* SOURCE MATERIAL
--------------------------------
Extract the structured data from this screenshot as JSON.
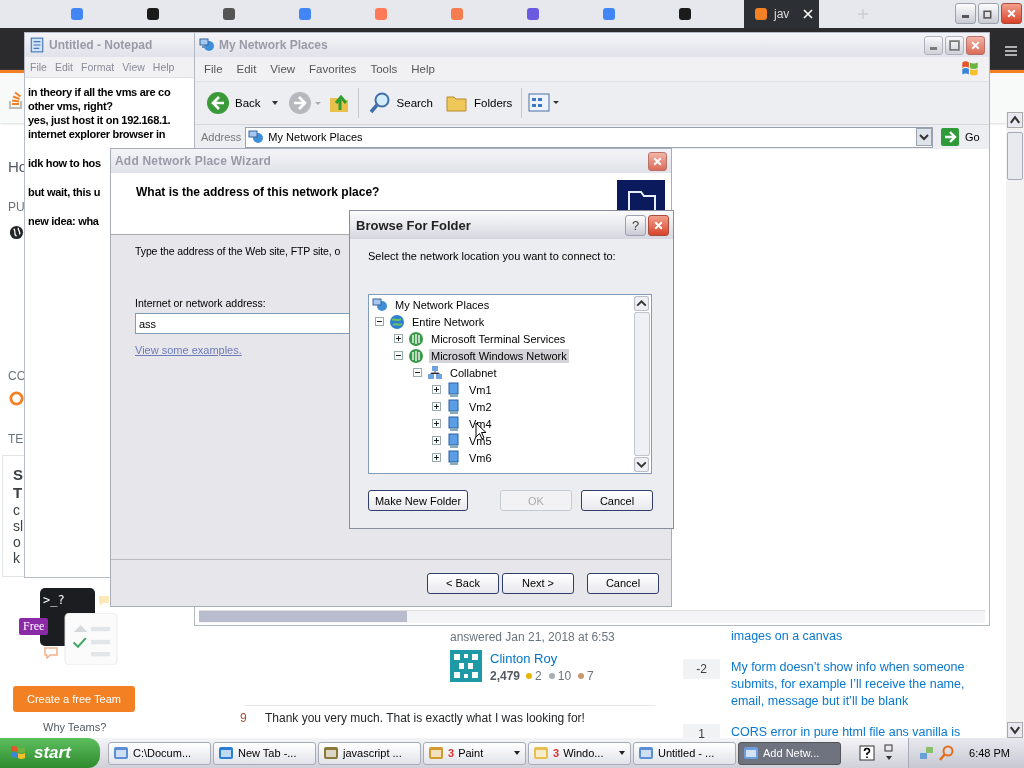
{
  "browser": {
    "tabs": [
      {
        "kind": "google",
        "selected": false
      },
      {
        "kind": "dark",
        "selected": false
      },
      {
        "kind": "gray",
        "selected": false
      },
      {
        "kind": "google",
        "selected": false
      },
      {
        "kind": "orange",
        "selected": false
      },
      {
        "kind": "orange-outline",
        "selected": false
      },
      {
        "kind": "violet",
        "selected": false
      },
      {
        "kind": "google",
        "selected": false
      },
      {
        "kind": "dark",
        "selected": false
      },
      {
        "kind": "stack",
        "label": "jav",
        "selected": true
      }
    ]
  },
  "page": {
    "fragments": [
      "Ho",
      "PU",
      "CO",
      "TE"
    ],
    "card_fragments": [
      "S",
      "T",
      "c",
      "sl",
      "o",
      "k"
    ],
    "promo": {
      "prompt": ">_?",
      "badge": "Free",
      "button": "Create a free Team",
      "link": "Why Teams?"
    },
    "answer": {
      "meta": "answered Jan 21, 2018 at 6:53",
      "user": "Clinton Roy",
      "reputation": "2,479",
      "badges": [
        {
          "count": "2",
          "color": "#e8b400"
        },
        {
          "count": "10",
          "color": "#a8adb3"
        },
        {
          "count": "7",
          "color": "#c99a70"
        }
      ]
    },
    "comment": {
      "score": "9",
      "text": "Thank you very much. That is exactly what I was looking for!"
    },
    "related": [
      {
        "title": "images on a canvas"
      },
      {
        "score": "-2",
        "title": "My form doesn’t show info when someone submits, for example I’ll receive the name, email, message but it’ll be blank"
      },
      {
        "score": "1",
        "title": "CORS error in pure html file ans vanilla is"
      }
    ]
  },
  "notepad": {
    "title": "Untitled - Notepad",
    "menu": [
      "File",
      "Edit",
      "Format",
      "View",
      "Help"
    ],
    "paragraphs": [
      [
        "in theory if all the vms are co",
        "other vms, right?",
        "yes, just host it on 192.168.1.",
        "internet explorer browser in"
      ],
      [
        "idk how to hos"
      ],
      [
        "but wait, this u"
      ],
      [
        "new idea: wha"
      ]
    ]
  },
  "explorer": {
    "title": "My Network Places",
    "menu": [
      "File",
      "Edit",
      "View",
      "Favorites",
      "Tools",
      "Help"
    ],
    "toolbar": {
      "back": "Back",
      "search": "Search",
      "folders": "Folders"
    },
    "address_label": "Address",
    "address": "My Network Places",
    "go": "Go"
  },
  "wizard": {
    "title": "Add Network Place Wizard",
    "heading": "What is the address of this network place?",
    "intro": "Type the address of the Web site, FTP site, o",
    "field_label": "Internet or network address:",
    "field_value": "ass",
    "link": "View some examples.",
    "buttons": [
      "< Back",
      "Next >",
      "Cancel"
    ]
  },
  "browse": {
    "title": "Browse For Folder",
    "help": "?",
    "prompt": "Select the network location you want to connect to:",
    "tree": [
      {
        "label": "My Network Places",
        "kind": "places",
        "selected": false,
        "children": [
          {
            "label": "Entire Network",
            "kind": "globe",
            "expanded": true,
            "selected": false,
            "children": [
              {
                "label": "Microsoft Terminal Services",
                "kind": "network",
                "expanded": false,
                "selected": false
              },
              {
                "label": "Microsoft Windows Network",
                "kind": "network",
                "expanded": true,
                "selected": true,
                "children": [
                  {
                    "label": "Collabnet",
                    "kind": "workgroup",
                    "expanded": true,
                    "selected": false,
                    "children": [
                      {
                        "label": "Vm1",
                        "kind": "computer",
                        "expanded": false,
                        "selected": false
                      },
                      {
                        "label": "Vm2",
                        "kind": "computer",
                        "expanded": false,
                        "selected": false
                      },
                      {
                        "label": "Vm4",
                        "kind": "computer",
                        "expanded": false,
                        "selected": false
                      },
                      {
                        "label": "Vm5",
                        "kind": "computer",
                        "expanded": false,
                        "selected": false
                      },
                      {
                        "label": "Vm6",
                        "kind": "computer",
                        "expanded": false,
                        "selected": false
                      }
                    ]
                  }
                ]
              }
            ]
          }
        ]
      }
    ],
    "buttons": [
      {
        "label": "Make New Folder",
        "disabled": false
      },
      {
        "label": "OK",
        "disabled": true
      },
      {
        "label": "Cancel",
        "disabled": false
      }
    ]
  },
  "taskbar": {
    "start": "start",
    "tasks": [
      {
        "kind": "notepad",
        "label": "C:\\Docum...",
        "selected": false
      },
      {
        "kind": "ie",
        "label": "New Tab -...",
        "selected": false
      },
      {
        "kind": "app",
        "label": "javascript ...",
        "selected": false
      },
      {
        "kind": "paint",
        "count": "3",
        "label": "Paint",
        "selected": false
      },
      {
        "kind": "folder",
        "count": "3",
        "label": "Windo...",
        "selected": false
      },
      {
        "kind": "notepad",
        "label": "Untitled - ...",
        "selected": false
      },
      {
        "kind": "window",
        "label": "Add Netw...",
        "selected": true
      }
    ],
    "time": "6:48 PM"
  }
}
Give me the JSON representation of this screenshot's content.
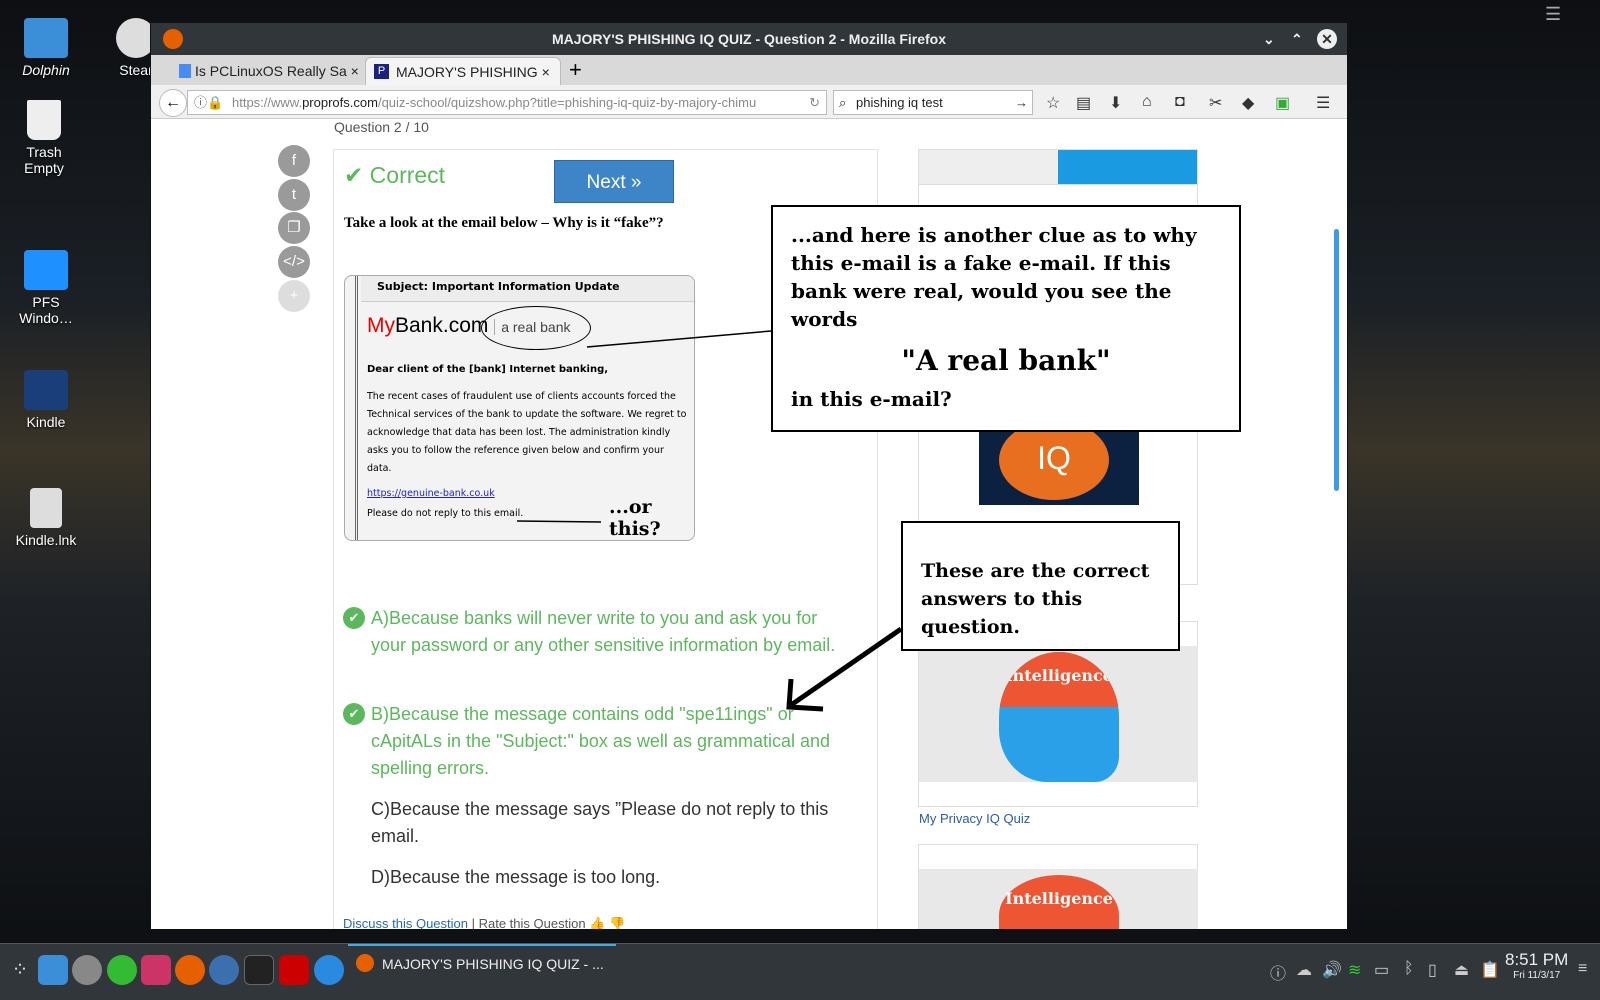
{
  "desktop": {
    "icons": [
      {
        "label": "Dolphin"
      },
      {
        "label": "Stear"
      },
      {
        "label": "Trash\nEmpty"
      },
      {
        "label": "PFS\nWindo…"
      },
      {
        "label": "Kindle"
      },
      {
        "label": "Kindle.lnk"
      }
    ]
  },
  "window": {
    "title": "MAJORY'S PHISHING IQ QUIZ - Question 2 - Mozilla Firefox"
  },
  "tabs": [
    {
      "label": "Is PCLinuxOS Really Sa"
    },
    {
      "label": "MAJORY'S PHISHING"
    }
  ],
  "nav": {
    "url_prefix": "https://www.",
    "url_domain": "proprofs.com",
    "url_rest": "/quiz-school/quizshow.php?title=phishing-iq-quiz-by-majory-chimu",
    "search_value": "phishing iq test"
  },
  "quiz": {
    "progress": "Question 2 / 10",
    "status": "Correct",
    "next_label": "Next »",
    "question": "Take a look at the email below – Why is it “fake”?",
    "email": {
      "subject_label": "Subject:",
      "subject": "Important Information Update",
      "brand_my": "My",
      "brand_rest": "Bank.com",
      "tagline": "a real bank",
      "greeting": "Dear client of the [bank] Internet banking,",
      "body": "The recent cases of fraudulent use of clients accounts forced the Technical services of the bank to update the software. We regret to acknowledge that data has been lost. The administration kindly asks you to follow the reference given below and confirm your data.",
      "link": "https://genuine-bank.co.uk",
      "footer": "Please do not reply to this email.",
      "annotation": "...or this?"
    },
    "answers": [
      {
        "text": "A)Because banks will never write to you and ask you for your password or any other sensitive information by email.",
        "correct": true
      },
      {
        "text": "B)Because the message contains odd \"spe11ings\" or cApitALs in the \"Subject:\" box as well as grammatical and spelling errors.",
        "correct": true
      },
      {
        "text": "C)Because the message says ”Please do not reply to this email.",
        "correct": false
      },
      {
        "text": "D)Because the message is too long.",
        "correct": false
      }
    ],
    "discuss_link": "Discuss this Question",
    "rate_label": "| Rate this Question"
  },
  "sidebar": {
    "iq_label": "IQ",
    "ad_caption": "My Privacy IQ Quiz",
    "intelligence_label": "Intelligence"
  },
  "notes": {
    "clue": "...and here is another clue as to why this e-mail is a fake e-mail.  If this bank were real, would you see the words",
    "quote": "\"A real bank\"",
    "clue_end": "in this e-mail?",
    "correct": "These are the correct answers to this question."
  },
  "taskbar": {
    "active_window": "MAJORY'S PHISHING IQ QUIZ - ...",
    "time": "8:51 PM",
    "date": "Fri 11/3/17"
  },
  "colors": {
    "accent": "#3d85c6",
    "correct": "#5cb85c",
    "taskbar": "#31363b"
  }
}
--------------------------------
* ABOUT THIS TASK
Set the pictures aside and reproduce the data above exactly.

* EXPECTED ANSWER
Extract the structured data from this screenshot as JSON.
{
  "browser": {
    "tabs": [
      {
        "kind": "google",
        "selected": false
      },
      {
        "kind": "dark",
        "selected": false
      },
      {
        "kind": "gray",
        "selected": false
      },
      {
        "kind": "google",
        "selected": false
      },
      {
        "kind": "orange",
        "selected": false
      },
      {
        "kind": "orange-outline",
        "selected": false
      },
      {
        "kind": "violet",
        "selected": false
      },
      {
        "kind": "google",
        "selected": false
      },
      {
        "kind": "dark",
        "selected": false
      },
      {
        "kind": "stack",
        "label": "jav",
        "selected": true
      }
    ]
  },
  "page": {
    "fragments": [
      "Ho",
      "PU",
      "CO",
      "TE"
    ],
    "card_fragments": [
      "S",
      "T",
      "c",
      "sl",
      "o",
      "k"
    ],
    "promo": {
      "prompt": ">_?",
      "badge": "Free",
      "button": "Create a free Team",
      "link": "Why Teams?"
    },
    "answer": {
      "meta": "answered Jan 21, 2018 at 6:53",
      "user": "Clinton Roy",
      "reputation": "2,479",
      "badges": [
        {
          "count": "2",
          "color": "#e8b400"
        },
        {
          "count": "10",
          "color": "#a8adb3"
        },
        {
          "count": "7",
          "color": "#c99a70"
        }
      ]
    },
    "comment": {
      "score": "9",
      "text": "Thank you very much. That is exactly what I was looking for!"
    },
    "related": [
      {
        "title": "images on a canvas"
      },
      {
        "score": "-2",
        "title": "My form doesn’t show info when someone submits, for example I’ll receive the name, email, message but it’ll be blank"
      },
      {
        "score": "1",
        "title": "CORS error in pure html file ans vanilla is"
      }
    ]
  },
  "notepad": {
    "title": "Untitled - Notepad",
    "menu": [
      "File",
      "Edit",
      "Format",
      "View",
      "Help"
    ],
    "paragraphs": [
      [
        "in theory if all the vms are co",
        "other vms, right?",
        "yes, just host it on 192.168.1.",
        "internet explorer browser in"
      ],
      [
        "idk how to hos"
      ],
      [
        "but wait, this u"
      ],
      [
        "new idea: wha"
      ]
    ]
  },
  "explorer": {
    "title": "My Network Places",
    "menu": [
      "File",
      "Edit",
      "View",
      "Favorites",
      "Tools",
      "Help"
    ],
    "toolbar": {
      "back": "Back",
      "search": "Search",
      "folders": "Folders"
    },
    "address_label": "Address",
    "address": "My Network Places",
    "go": "Go"
  },
  "wizard": {
    "title": "Add Network Place Wizard",
    "heading": "What is the address of this network place?",
    "intro": "Type the address of the Web site, FTP site, o",
    "field_label": "Internet or network address:",
    "field_value": "ass",
    "link": "View some examples.",
    "buttons": [
      "< Back",
      "Next >",
      "Cancel"
    ]
  },
  "browse": {
    "title": "Browse For Folder",
    "help": "?",
    "prompt": "Select the network location you want to connect to:",
    "tree": [
      {
        "label": "My Network Places",
        "kind": "places",
        "selected": false,
        "children": [
          {
            "label": "Entire Network",
            "kind": "globe",
            "expanded": true,
            "selected": false,
            "children": [
              {
                "label": "Microsoft Terminal Services",
                "kind": "network",
                "expanded": false,
                "selected": false
              },
              {
                "label": "Microsoft Windows Network",
                "kind": "network",
                "expanded": true,
                "selected": true,
                "children": [
                  {
                    "label": "Collabnet",
                    "kind": "workgroup",
                    "expanded": true,
                    "selected": false,
                    "children": [
                      {
                        "label": "Vm1",
                        "kind": "computer",
                        "expanded": false,
                        "selected": false
                      },
                      {
                        "label": "Vm2",
                        "kind": "computer",
                        "expanded": false,
                        "selected": false
                      },
                      {
                        "label": "Vm4",
                        "kind": "computer",
                        "expanded": false,
                        "selected": false
                      },
                      {
                        "label": "Vm5",
                        "kind": "computer",
                        "expanded": false,
                        "selected": false
                      },
                      {
                        "label": "Vm6",
                        "kind": "computer",
                        "expanded": false,
                        "selected": false
                      }
                    ]
                  }
                ]
              }
            ]
          }
        ]
      }
    ],
    "buttons": [
      {
        "label": "Make New Folder",
        "disabled": false
      },
      {
        "label": "OK",
        "disabled": true
      },
      {
        "label": "Cancel",
        "disabled": false
      }
    ]
  },
  "taskbar": {
    "start": "start",
    "tasks": [
      {
        "kind": "notepad",
        "label": "C:\\Docum...",
        "selected": false
      },
      {
        "kind": "ie",
        "label": "New Tab -...",
        "selected": false
      },
      {
        "kind": "app",
        "label": "javascript ...",
        "selected": false
      },
      {
        "kind": "paint",
        "count": "3",
        "label": "Paint",
        "selected": false
      },
      {
        "kind": "folder",
        "count": "3",
        "label": "Windo...",
        "selected": false
      },
      {
        "kind": "notepad",
        "label": "Untitled - ...",
        "selected": false
      },
      {
        "kind": "window",
        "label": "Add Netw...",
        "selected": true
      }
    ],
    "time": "6:48 PM"
  }
}
Give me the JSON representation of this screenshot's content.
{
  "desktop": {
    "icons": [
      {
        "label": "Dolphin"
      },
      {
        "label": "Stear"
      },
      {
        "label": "Trash\nEmpty"
      },
      {
        "label": "PFS\nWindo…"
      },
      {
        "label": "Kindle"
      },
      {
        "label": "Kindle.lnk"
      }
    ]
  },
  "window": {
    "title": "MAJORY'S PHISHING IQ QUIZ - Question 2 - Mozilla Firefox"
  },
  "tabs": [
    {
      "label": "Is PCLinuxOS Really Sa"
    },
    {
      "label": "MAJORY'S PHISHING"
    }
  ],
  "nav": {
    "url_prefix": "https://www.",
    "url_domain": "proprofs.com",
    "url_rest": "/quiz-school/quizshow.php?title=phishing-iq-quiz-by-majory-chimu",
    "search_value": "phishing iq test"
  },
  "quiz": {
    "progress": "Question 2 / 10",
    "status": "Correct",
    "next_label": "Next »",
    "question": "Take a look at the email below – Why is it “fake”?",
    "email": {
      "subject_label": "Subject:",
      "subject": "Important Information Update",
      "brand_my": "My",
      "brand_rest": "Bank.com",
      "tagline": "a real bank",
      "greeting": "Dear client of the [bank] Internet banking,",
      "body": "The recent cases of fraudulent use of clients accounts forced the Technical services of the bank to update the software. We regret to acknowledge that data has been lost. The administration kindly asks you to follow the reference given below and confirm your data.",
      "link": "https://genuine-bank.co.uk",
      "footer": "Please do not reply to this email.",
      "annotation": "...or this?"
    },
    "answers": [
      {
        "text": "A)Because banks will never write to you and ask you for your password or any other sensitive information by email.",
        "correct": true
      },
      {
        "text": "B)Because the message contains odd \"spe11ings\" or cApitALs in the \"Subject:\" box as well as grammatical and spelling errors.",
        "correct": true
      },
      {
        "text": "C)Because the message says ”Please do not reply to this email.",
        "correct": false
      },
      {
        "text": "D)Because the message is too long.",
        "correct": false
      }
    ],
    "discuss_link": "Discuss this Question",
    "rate_label": "| Rate this Question"
  },
  "sidebar": {
    "iq_label": "IQ",
    "ad_caption": "My Privacy IQ Quiz",
    "intelligence_label": "Intelligence"
  },
  "notes": {
    "clue": "...and here is another clue as to why this e-mail is a fake e-mail.  If this bank were real, would you see the words",
    "quote": "\"A real bank\"",
    "clue_end": "in this e-mail?",
    "correct": "These are the correct answers to this question."
  },
  "taskbar": {
    "active_window": "MAJORY'S PHISHING IQ QUIZ - ...",
    "time": "8:51 PM",
    "date": "Fri 11/3/17"
  },
  "colors": {
    "accent": "#3d85c6",
    "correct": "#5cb85c",
    "taskbar": "#31363b"
  }
}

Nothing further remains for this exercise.